Strong Base

Notice that the scale is backwards from what you might expect: Stronger acid, Lower pH. Also realize that the pH scale is like the Richter Scale for earthquakes, each step differs by a factor of 10 (is 10 times stronger or weaker).   Section 8.4 of your text is a great reference.

Question 5: (2 points) Using your RCI observations thus far, assign pH values to the colors you have observed.

5. Application

As you likely know or have read in the "Health Note" on page 302, acid-base reactions are utilized for relieving upset (acidic) stomachs.  Gastric juice is actually a solution of hydrochloric acid, HCl.  While making an HCl solution at home may be a costly and needlessly dangerous exercise, we can still appreciate the type of reaction by simulating this principle with the acid in vinegar (acetic acid) and antacids.

Measure out about 10 mL of vinegar into a jar and add 30 - 40 drops of RCI.  Note the color of the solution.  Then, crush one tablet of Tums and add it to the jar.  STIR WELL!  Note the color of the solution.   Continue this process until the solution is neutral.

tums and indicator (photo by J. Siebenthal)

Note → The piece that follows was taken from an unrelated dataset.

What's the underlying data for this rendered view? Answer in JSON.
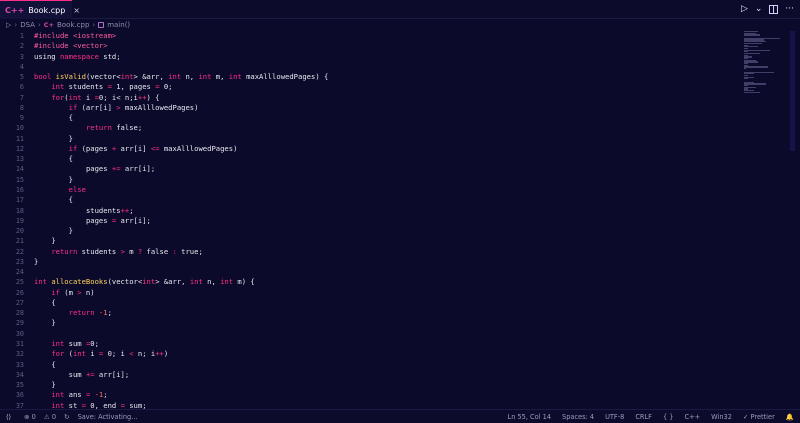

Question 6: (3 points) How did you know the solution was neutral?  How many tablets did it take?  What does it mean when a solution is described as "neutral"?

Continue to add several more tablets and continue to note any color changes in the solution.

Question 7: (2 points) What additional color observations have been made?   What do they mean?  What is the implication for treating patients?

 

Finish your experiment by choosing ONE of the following:

Choice A: For Those Who Have a Second Brand of Antacid Available To Them
Repeat Procedure 5 as written above for your alternate antacid (note: if you second antacid is a liquid, use one teaspoon in the procedure instead of one tablet).

Question 8a: (3 points) Are you able to determine which of the two brands of antacid is more effective?  If so, which one?  If not, why not?   Further, can you tell which is better value?  If so, which one?  If not, why not? 

Choice B: For Those Who DO NOT Have a Second Brand of Antacid Available To Them
Continue working with the solution at the end of  Procedure 5.  Begin adding a measured amount of vinegar back to the solution.  Note your observations.

Question 8b: (3 points) What do your observations reveal?  Does this surprise you?

 

This lab was adopted by Kris Young for CHE 106 from a lab previously developed by Tod Treat.